[Task brief]: Show every line from the data below that includes "icon".

[Material provided]:
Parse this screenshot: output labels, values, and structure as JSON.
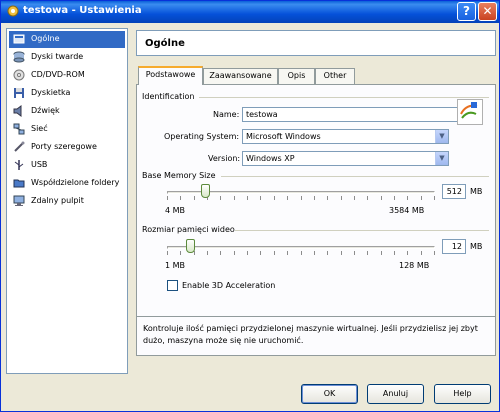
{
  "window": {
    "title": "testowa - Ustawienia"
  },
  "sidebar": {
    "items": [
      {
        "label": "Ogólne",
        "icon": "general-icon",
        "selected": true
      },
      {
        "label": "Dyski twarde",
        "icon": "hard-disk-icon"
      },
      {
        "label": "CD/DVD-ROM",
        "icon": "cd-dvd-icon"
      },
      {
        "label": "Dyskietka",
        "icon": "floppy-icon"
      },
      {
        "label": "Dźwięk",
        "icon": "audio-icon"
      },
      {
        "label": "Sieć",
        "icon": "network-icon"
      },
      {
        "label": "Porty szeregowe",
        "icon": "serial-port-icon"
      },
      {
        "label": "USB",
        "icon": "usb-icon"
      },
      {
        "label": "Współdzielone foldery",
        "icon": "shared-folder-icon"
      },
      {
        "label": "Zdalny pulpit",
        "icon": "remote-desktop-icon"
      }
    ]
  },
  "header": {
    "title": "Ogólne"
  },
  "tabs": [
    "Podstawowe",
    "Zaawansowane",
    "Opis",
    "Other"
  ],
  "identification": {
    "group_label": "Identification",
    "name_label": "Name:",
    "name_value": "testowa",
    "os_label": "Operating System:",
    "os_value": "Microsoft Windows",
    "version_label": "Version:",
    "version_value": "Windows XP"
  },
  "memory": {
    "group_label": "Base Memory Size",
    "value": "512",
    "unit": "MB",
    "min_label": "4 MB",
    "max_label": "3584 MB",
    "level": 0.142
  },
  "video": {
    "group_label": "Rozmiar pamięci wideo",
    "value": "12",
    "unit": "MB",
    "min_label": "1 MB",
    "max_label": "128 MB",
    "level": 0.087,
    "accel_label": "Enable 3D Acceleration",
    "accel_checked": false
  },
  "description": "Kontroluje ilość pamięci przydzielonej maszynie wirtualnej. Jeśli przydzielisz jej zbyt dużo, maszyna może się nie uruchomić.",
  "buttons": {
    "ok": "OK",
    "cancel": "Anuluj",
    "help": "Help"
  },
  "colors": {
    "title_bar": "#0551d9",
    "selection": "#316ac5",
    "tab_highlight": "#f6ab2e"
  }
}
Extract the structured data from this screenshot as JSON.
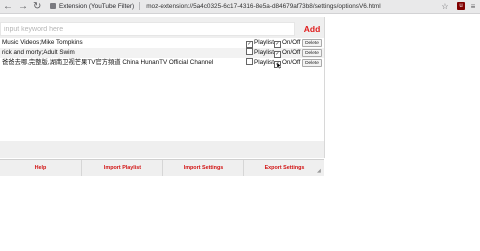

[Result below]:
        "icon": "general-icon",
        "icon": "hard-disk-icon"
        "icon": "cd-dvd-icon"
        "icon": "floppy-icon"
        "icon": "audio-icon"
        "icon": "network-icon"
        "icon": "serial-port-icon"
        "icon": "usb-icon"
        "icon": "shared-folder-icon"
        "icon": "remote-desktop-icon"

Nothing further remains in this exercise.